Faes Dircks executed with fire
Whereas Faes Dircks, native citizen of this .town of Gouda, at present a prisoner, has confessed, without torture and iron bonds, under the blue sky, before my lords of the court, that about a little over a year ago he was rebaptized at Rotterdam, by a man whom he does not know; that he also for two
years back has rejected communion with the holy church, our mother, and does not believe in the holy, worshipful sacrament of the altar, in which lies the salvation of man: without that said Faes Dircks has been willing to repent of this, to be instructed otherwise, but has added, that he would not listen to him that desired to instruct him, and to turn him from his error and heresy, all this being contrary to the written laws and decrees of his royal majesty published at different times in these countries; therefore the judges with the mature deliberation of the council, having examined and weighed all that is of importance in this case on the behalf and in the name of the King of Spain, as Count of Holland, Zealand and Friesland, our common lord and prince, have condemned the aforesaid Faes Dircks, at present a prisoner, and condemn him by these presents, to be brought to the scaffold without this town, and there to be executed with fire; and declare all his property confiscated for the benefit of his royal majesty; unless the aforesaid Faes Dircks depart publicly before the church, from his aforesaid heresy, and declare and confess that he has been led astray and deceived; in such case the judges reserve to themselves the punishment to be inflicted upon him for his crime, the same to be according as they shall find proper pursuant to the decrees of his majesty aforesaid.*
Done by Jan,Claess Diert, and Simon Pieters, burgomasters, summoned, Gijsbert Jan Maertenss and Gerritt Huyges, burgomasters, Dirck Ottes van Slingerlandt, judge, summoned, Gerrit Gerrit Bouwenss, Dirck Andriess, Mr. Heyndrick Jacobs, Dirck Janss Lonck, Mr. Cornelis Heyndricks, judges, and announced to Dirck van Necq, judge, summoned.

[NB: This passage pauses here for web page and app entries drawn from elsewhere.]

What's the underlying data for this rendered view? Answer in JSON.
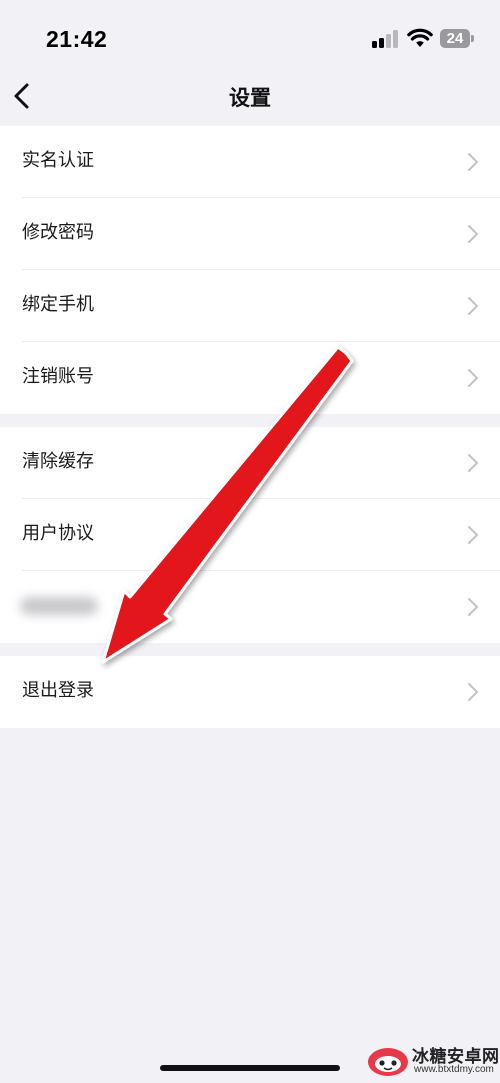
{
  "status_bar": {
    "time": "21:42",
    "battery": "24"
  },
  "nav": {
    "title": "设置",
    "back_icon": "chevron-left-icon"
  },
  "groups": [
    {
      "items": [
        {
          "label": "实名认证"
        },
        {
          "label": "修改密码"
        },
        {
          "label": "绑定手机"
        },
        {
          "label": "注销账号"
        }
      ]
    },
    {
      "items": [
        {
          "label": "清除缓存"
        },
        {
          "label": "用户协议"
        },
        {
          "label": ""
        }
      ]
    },
    {
      "items": [
        {
          "label": "退出登录"
        }
      ]
    }
  ],
  "annotation": {
    "type": "red-arrow",
    "color": "#e3141b",
    "points_to": "退出登录"
  },
  "watermark": {
    "name": "冰糖安卓网",
    "url": "www.btxtdmy.com"
  },
  "colors": {
    "background": "#f2f2f6",
    "card": "#ffffff",
    "chevron": "#c4c4c8",
    "arrow": "#e3141b"
  }
}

Published on the 30th of May, in the year 1570. Subscribed.
Secretary of Gouda, A. D. 1570.
In the year 1570, there were imprisoned at Haarlem in Holland, a brother named Adriaen Pieters, and a sister named Barber Joosten, not on account of any crime or heresy, but only because they sought to follow Christ in the regeneration, for which they were envied by the servants of antichrist, who sought with many tyrannical means to draw them from Christ, and to make them follow their self-invented idolatry which militates against God. But these, as giants in the faith, valiantly resisted, through the grace of God, the snares of Satan. Hence, they were condemned and sentenced to death by the rulers of darkness. Adriaen Pieters was burnt, and Barber Joosten was drowned in great steadfastness, and thus they both remained faithful to the Lord their God unto death and hence out of grace, obtained the crown of eternal life.
Maerten Karettier of Busbeke, who also would rather suffer affliction with the children of God, than enjoy the pleasures of sin for a season, and live in joy with the world, was apprehended for his faith at Rijssel and there made a good confession of it and evinced great steadfastness, for which reason he finally, as a valiant witness of God, had to taste death.
In like manner, there was also apprehended, at Luyck, a sister named Lijntgen Kemels, who, after having made a good and steadfast confession of her faith, was burnt there, and thus went boldly, with her lamp burning, to meet her bridegroom, who also joyfully took her as a wise virgin in to his [marriage] feast.